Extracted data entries
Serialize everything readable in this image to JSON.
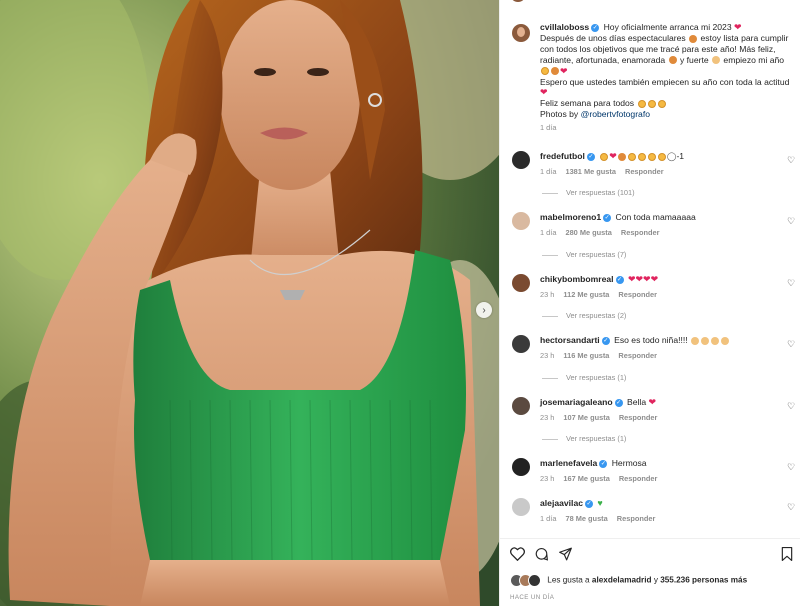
{
  "post": {
    "author": "cvillaloboss",
    "caption_lines": [
      "Hoy oficialmente arranca mi 2023",
      "Después de unos días espectaculares",
      "estoy lista para cumplir con todos los objetivos que me tracé para este año! Más feliz, radiante, afortunada, enamorada",
      "y fuerte",
      "empiezo mi año",
      "Espero que ustedes también empiecen su año con toda la actitud",
      "Feliz semana para todos",
      "Photos by"
    ],
    "photo_credit": "@robertvfotografo",
    "time": "1 día"
  },
  "comments": [
    {
      "user": "fredefutbol",
      "verified": true,
      "text": "-1",
      "time": "1 día",
      "likes": "1381 Me gusta",
      "reply": "Responder",
      "replies": "Ver respuestas (101)"
    },
    {
      "user": "mabelmoreno1",
      "verified": true,
      "text": "Con toda mamaaaaa",
      "time": "1 día",
      "likes": "280 Me gusta",
      "reply": "Responder",
      "replies": "Ver respuestas (7)"
    },
    {
      "user": "chikybombomreal",
      "verified": true,
      "text": "",
      "time": "23 h",
      "likes": "112 Me gusta",
      "reply": "Responder",
      "replies": "Ver respuestas (2)"
    },
    {
      "user": "hectorsandarti",
      "verified": true,
      "text": "Eso es todo niña!!!!",
      "time": "23 h",
      "likes": "116 Me gusta",
      "reply": "Responder",
      "replies": "Ver respuestas (1)"
    },
    {
      "user": "josemariagaleano",
      "verified": true,
      "text": "Bella",
      "time": "23 h",
      "likes": "107 Me gusta",
      "reply": "Responder",
      "replies": "Ver respuestas (1)"
    },
    {
      "user": "marlenefavela",
      "verified": true,
      "text": "Hermosa",
      "time": "23 h",
      "likes": "167 Me gusta",
      "reply": "Responder",
      "replies": ""
    },
    {
      "user": "alejaavilac",
      "verified": true,
      "text": "",
      "time": "1 día",
      "likes": "78 Me gusta",
      "reply": "Responder",
      "replies": ""
    }
  ],
  "footer": {
    "likes_prefix": "Les gusta a",
    "likes_user": "alexdelamadrid",
    "likes_mid": "y",
    "likes_count": "355.236 personas más",
    "time_ago": "HACE UN DÍA"
  },
  "icons": {
    "like": "heart-icon",
    "comment": "comment-icon",
    "share": "share-icon",
    "save": "bookmark-icon",
    "next": "chevron-right-icon"
  },
  "colors": {
    "verified": "#3897f0",
    "heart": "#e0245e",
    "top_green": "#2fa84f"
  }
}
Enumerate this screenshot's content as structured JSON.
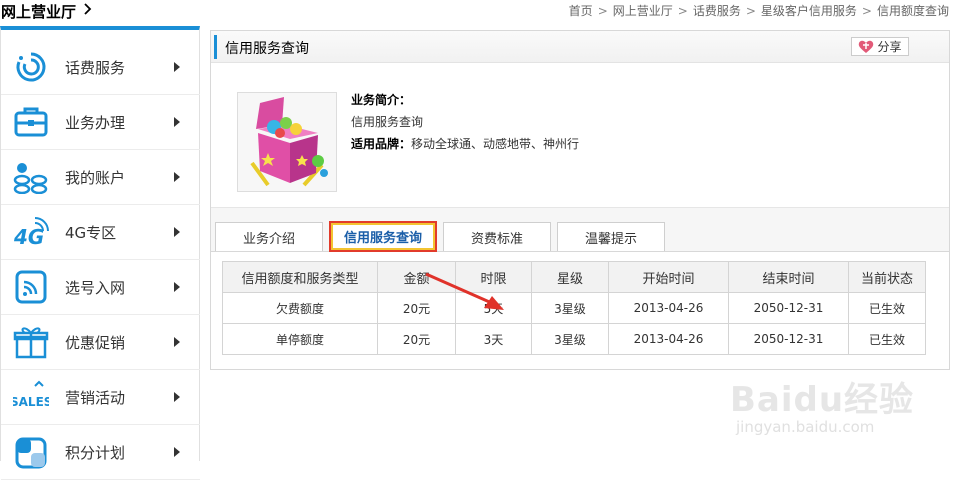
{
  "header": {
    "title": "网上营业厅",
    "breadcrumb": [
      "首页",
      "网上营业厅",
      "话费服务",
      "星级客户信用服务",
      "信用额度查询"
    ]
  },
  "sidebar": {
    "items": [
      {
        "label": "话费服务",
        "icon": "refresh-circle-icon"
      },
      {
        "label": "业务办理",
        "icon": "briefcase-icon"
      },
      {
        "label": "我的账户",
        "icon": "account-icon"
      },
      {
        "label": "4G专区",
        "icon": "4g-icon"
      },
      {
        "label": "选号入网",
        "icon": "sim-signal-icon"
      },
      {
        "label": "优惠促销",
        "icon": "gift-icon"
      },
      {
        "label": "营销活动",
        "icon": "sales-icon"
      },
      {
        "label": "积分计划",
        "icon": "points-icon"
      }
    ]
  },
  "panel": {
    "title": "信用服务查询",
    "share_label": "分享",
    "intro_label": "业务简介：",
    "intro_text": "信用服务查询",
    "brand_label": "适用品牌：",
    "brand_text": "移动全球通、动感地带、神州行"
  },
  "tabs": [
    {
      "label": "业务介绍",
      "active": false
    },
    {
      "label": "信用服务查询",
      "active": true
    },
    {
      "label": "资费标准",
      "active": false
    },
    {
      "label": "温馨提示",
      "active": false
    }
  ],
  "table": {
    "headers": [
      "信用额度和服务类型",
      "金额",
      "时限",
      "星级",
      "开始时间",
      "结束时间",
      "当前状态"
    ],
    "rows": [
      [
        "欠费额度",
        "20元",
        "5天",
        "3星级",
        "2013-04-26",
        "2050-12-31",
        "已生效"
      ],
      [
        "单停额度",
        "20元",
        "3天",
        "3星级",
        "2013-04-26",
        "2050-12-31",
        "已生效"
      ]
    ]
  },
  "watermark": {
    "main": "Baidu经验",
    "sub": "jingyan.baidu.com"
  },
  "colors": {
    "accent": "#1a8fd6",
    "highlight_border": "#e23b2b",
    "arrow": "#e0322a"
  }
}
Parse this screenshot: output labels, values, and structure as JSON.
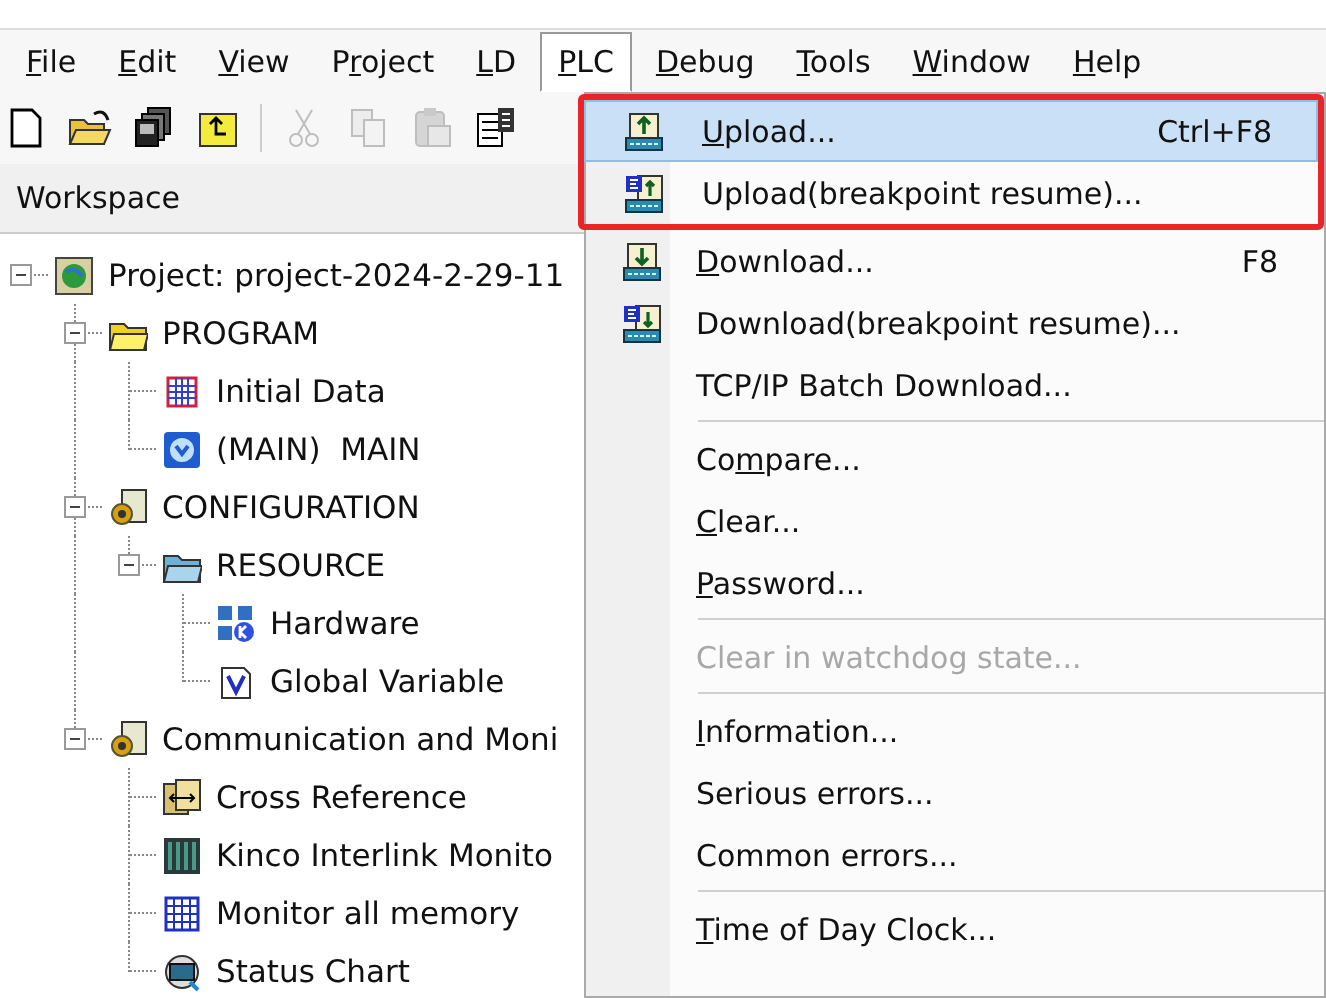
{
  "menubar": [
    {
      "key": "F",
      "rest": "ile",
      "selected": false
    },
    {
      "key": "E",
      "rest": "dit",
      "selected": false
    },
    {
      "key": "V",
      "rest": "iew",
      "selected": false
    },
    {
      "lead": "P",
      "key": "r",
      "rest": "oject",
      "selected": false
    },
    {
      "key": "L",
      "rest": "D",
      "selected": false
    },
    {
      "key": "P",
      "rest": "LC",
      "selected": true
    },
    {
      "key": "D",
      "rest": "ebug",
      "selected": false
    },
    {
      "key": "T",
      "rest": "ools",
      "selected": false
    },
    {
      "key": "W",
      "rest": "indow",
      "selected": false
    },
    {
      "key": "H",
      "rest": "elp",
      "selected": false
    }
  ],
  "toolbar": [
    {
      "kind": "new",
      "disabled": false
    },
    {
      "kind": "open",
      "disabled": false
    },
    {
      "kind": "stack",
      "disabled": false
    },
    {
      "kind": "folder-up",
      "disabled": false
    },
    {
      "kind": "separator"
    },
    {
      "kind": "cut",
      "disabled": true
    },
    {
      "kind": "copy",
      "disabled": true
    },
    {
      "kind": "paste",
      "disabled": true
    },
    {
      "kind": "table-doc",
      "disabled": false
    }
  ],
  "workspace": {
    "title": "Workspace",
    "tree": [
      {
        "kind": "project",
        "label": "Project: project-2024-2-29-11",
        "expanded": true,
        "children": [
          {
            "kind": "folder",
            "label": "PROGRAM",
            "expanded": true,
            "children": [
              {
                "kind": "grid",
                "label": "Initial Data"
              },
              {
                "kind": "program",
                "label": "(MAIN)  MAIN"
              }
            ]
          },
          {
            "kind": "config",
            "label": "CONFIGURATION",
            "expanded": true,
            "children": [
              {
                "kind": "resource",
                "label": "RESOURCE",
                "expanded": true,
                "children": [
                  {
                    "kind": "hardware",
                    "label": "Hardware"
                  },
                  {
                    "kind": "variable",
                    "label": "Global Variable"
                  }
                ]
              }
            ]
          },
          {
            "kind": "config",
            "label": "Communication and Moni",
            "expanded": true,
            "children": [
              {
                "kind": "crossref",
                "label": "Cross Reference"
              },
              {
                "kind": "columns",
                "label": "Kinco Interlink Monito"
              },
              {
                "kind": "memory",
                "label": "Monitor all memory"
              },
              {
                "kind": "status",
                "label": "Status Chart"
              }
            ]
          }
        ]
      }
    ]
  },
  "plc_menu": {
    "sections": [
      {
        "boxed": true,
        "separator_before": false,
        "items": [
          {
            "kind": "upload",
            "key": "U",
            "rest": "pload...",
            "shortcut": "Ctrl+F8",
            "selected": true,
            "disabled": false
          },
          {
            "kind": "upload-resume",
            "label": "Upload(breakpoint resume)...",
            "selected": false,
            "disabled": false
          }
        ]
      },
      {
        "boxed": false,
        "separator_before": false,
        "items": [
          {
            "kind": "download",
            "key": "D",
            "rest": "ownload...",
            "shortcut": "F8",
            "selected": false,
            "disabled": false
          },
          {
            "kind": "download-resume",
            "label": "Download(breakpoint resume)...",
            "selected": false,
            "disabled": false
          },
          {
            "kind": "plain",
            "label": "TCP/IP Batch Download...",
            "selected": false,
            "disabled": false
          }
        ]
      },
      {
        "boxed": false,
        "separator_before": true,
        "items": [
          {
            "kind": "plain",
            "lead": "Co",
            "key": "m",
            "rest": "pare...",
            "selected": false,
            "disabled": false
          },
          {
            "kind": "plain",
            "key": "C",
            "rest": "lear...",
            "selected": false,
            "disabled": false
          },
          {
            "kind": "plain",
            "key": "P",
            "rest": "assword...",
            "selected": false,
            "disabled": false
          }
        ]
      },
      {
        "boxed": false,
        "separator_before": true,
        "items": [
          {
            "kind": "plain",
            "label": "Clear in watchdog state...",
            "selected": false,
            "disabled": true
          }
        ]
      },
      {
        "boxed": false,
        "separator_before": true,
        "items": [
          {
            "kind": "plain",
            "key": "I",
            "rest": "nformation...",
            "selected": false,
            "disabled": false
          },
          {
            "kind": "plain",
            "label": "Serious errors...",
            "selected": false,
            "disabled": false
          },
          {
            "kind": "plain",
            "label": "Common errors...",
            "selected": false,
            "disabled": false
          }
        ]
      },
      {
        "boxed": false,
        "separator_before": true,
        "items": [
          {
            "kind": "plain",
            "key": "T",
            "rest": "ime of Day Clock...",
            "selected": false,
            "disabled": false
          }
        ]
      }
    ]
  }
}
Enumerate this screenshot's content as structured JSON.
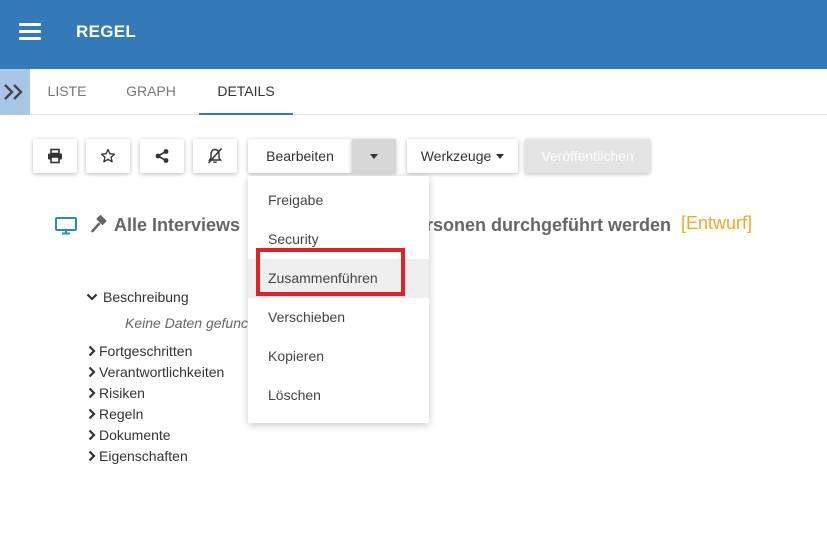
{
  "app": {
    "title": "REGEL"
  },
  "tabs": [
    {
      "label": "LISTE",
      "active": false
    },
    {
      "label": "GRAPH",
      "active": false
    },
    {
      "label": "DETAILS",
      "active": true
    }
  ],
  "toolbar": {
    "edit_label": "Bearbeiten",
    "tools_label": "Werkzeuge",
    "publish_label": "Veröffentlichen"
  },
  "rule": {
    "title": "Alle Interviews",
    "title_tail": "rsonen durchgeführt werden",
    "status": "[Entwurf]"
  },
  "tree": {
    "items": [
      {
        "label": "Beschreibung",
        "expanded": true
      },
      {
        "label": "Fortgeschritten",
        "expanded": false
      },
      {
        "label": "Verantwortlichkeiten",
        "expanded": false
      },
      {
        "label": "Risiken",
        "expanded": false
      },
      {
        "label": "Regeln",
        "expanded": false
      },
      {
        "label": "Dokumente",
        "expanded": false
      },
      {
        "label": "Eigenschaften",
        "expanded": false
      }
    ],
    "empty_text": "Keine Daten gefunc"
  },
  "dropdown": {
    "items": [
      {
        "label": "Freigabe"
      },
      {
        "label": "Security"
      },
      {
        "label": "Zusammenführen",
        "highlighted": true
      },
      {
        "label": "Verschieben"
      },
      {
        "label": "Kopieren"
      },
      {
        "label": "Löschen"
      }
    ]
  },
  "colors": {
    "appbar": "#357ab8",
    "status_tag": "#f5a623",
    "highlight": "#e2202a"
  }
}
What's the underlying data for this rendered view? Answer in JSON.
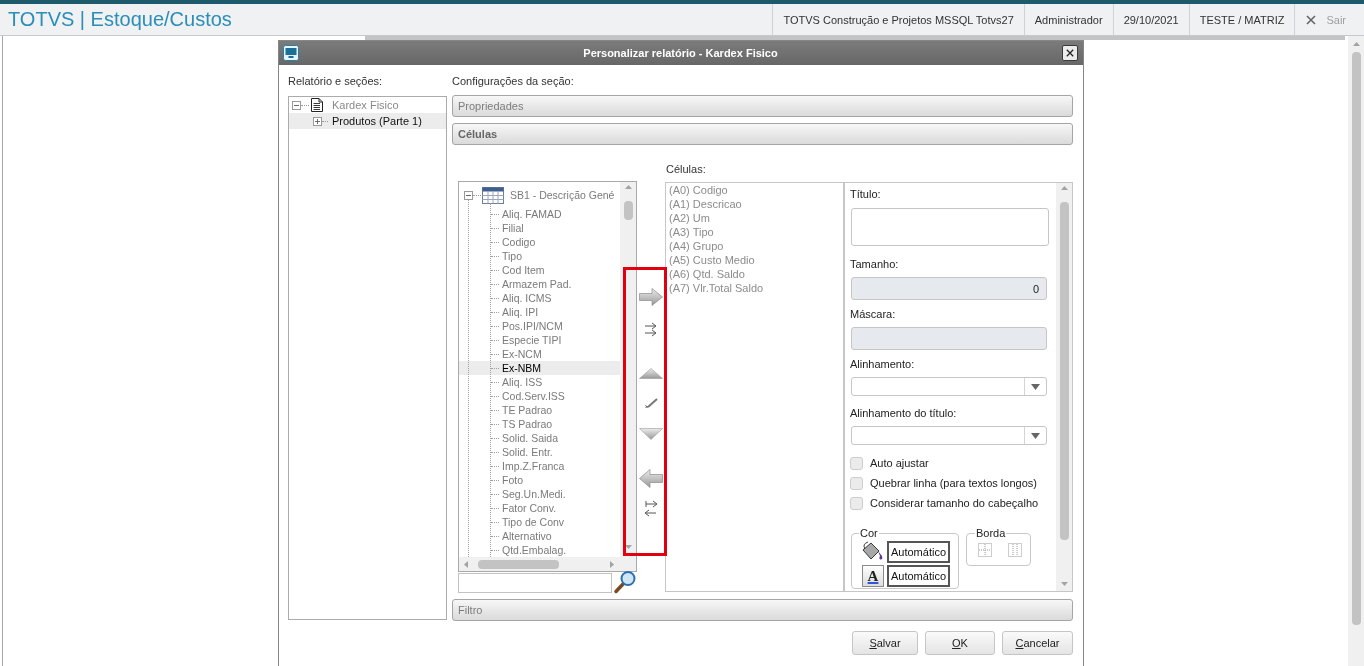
{
  "header": {
    "title": "TOTVS | Estoque/Custos",
    "info": [
      "TOTVS Construção e Projetos MSSQL Totvs27",
      "Administrador",
      "29/10/2021",
      "TESTE / MATRIZ"
    ],
    "logout": {
      "label": "Sair",
      "disabled": true
    }
  },
  "dialog": {
    "title": "Personalizar relatório - Kardex Fisico",
    "report_tree": {
      "label": "Relatório e seções:",
      "items": [
        {
          "label": "Kardex Fisico",
          "expanded": true,
          "selected": false,
          "children": [
            {
              "label": "Produtos (Parte 1)",
              "expanded": false,
              "selected": true
            }
          ]
        }
      ]
    },
    "section_settings": {
      "label": "Configurações da seção:",
      "sections": [
        {
          "label": "Propriedades",
          "expanded": false
        },
        {
          "label": "Células",
          "expanded": true
        },
        {
          "label": "Filtro",
          "expanded": false
        }
      ]
    },
    "cells": {
      "field_tree": {
        "label": "SB1 - Descrição Gené",
        "expanded": true,
        "children": [
          {
            "label": "Aliq. FAMAD",
            "selected": false
          },
          {
            "label": "Filial",
            "selected": false
          },
          {
            "label": "Codigo",
            "selected": false
          },
          {
            "label": "Tipo",
            "selected": false
          },
          {
            "label": "Cod Item",
            "selected": false
          },
          {
            "label": "Armazem Pad.",
            "selected": false
          },
          {
            "label": "Aliq. ICMS",
            "selected": false
          },
          {
            "label": "Aliq. IPI",
            "selected": false
          },
          {
            "label": "Pos.IPI/NCM",
            "selected": false
          },
          {
            "label": "Especie TIPI",
            "selected": false
          },
          {
            "label": "Ex-NCM",
            "selected": false
          },
          {
            "label": "Ex-NBM",
            "selected": true
          },
          {
            "label": "Aliq. ISS",
            "selected": false
          },
          {
            "label": "Cod.Serv.ISS",
            "selected": false
          },
          {
            "label": "TE Padrao",
            "selected": false
          },
          {
            "label": "TS Padrao",
            "selected": false
          },
          {
            "label": "Solid. Saida",
            "selected": false
          },
          {
            "label": "Solid. Entr.",
            "selected": false
          },
          {
            "label": "Imp.Z.Franca",
            "selected": false
          },
          {
            "label": "Foto",
            "selected": false
          },
          {
            "label": "Seg.Un.Medi.",
            "selected": false
          },
          {
            "label": "Fator Conv.",
            "selected": false
          },
          {
            "label": "Tipo de Conv",
            "selected": false
          },
          {
            "label": "Alternativo",
            "selected": false
          },
          {
            "label": "Qtd.Embalag.",
            "selected": false
          }
        ]
      },
      "list_label": "Células:",
      "list": [
        "(A0) Codigo",
        "(A1) Descricao",
        "(A2) Um",
        "(A3) Tipo",
        "(A4) Grupo",
        "(A5) Custo Medio",
        "(A6) Qtd. Saldo",
        "(A7) Vlr.Total Saldo"
      ],
      "properties": {
        "fields": [
          {
            "kind": "textarea",
            "label": "Título:",
            "disabled": false
          },
          {
            "kind": "text",
            "label": "Tamanho:",
            "value": "0",
            "disabled": true
          },
          {
            "kind": "text",
            "label": "Máscara:",
            "disabled": true
          },
          {
            "kind": "select",
            "label": "Alinhamento:",
            "disabled": false
          },
          {
            "kind": "select",
            "label": "Alinhamento do título:",
            "disabled": false
          }
        ],
        "options": [
          {
            "label": "Auto ajustar",
            "checked": false
          },
          {
            "label": "Quebrar linha (para textos longos)",
            "checked": false
          },
          {
            "label": "Considerar tamanho do cabeçalho",
            "checked": false
          }
        ],
        "color_group": {
          "label": "Cor",
          "font_symbol": "A",
          "buttons": [
            "Automático",
            "Automático"
          ]
        },
        "border_group": {
          "label": "Borda"
        }
      }
    },
    "buttons": [
      "Salvar",
      "OK",
      "Cancelar"
    ]
  }
}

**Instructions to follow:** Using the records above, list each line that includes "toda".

**Answer:**
      "Espero que ustedes también empiecen su año con toda la actitud",
      "text": "Con toda mamaaaaa",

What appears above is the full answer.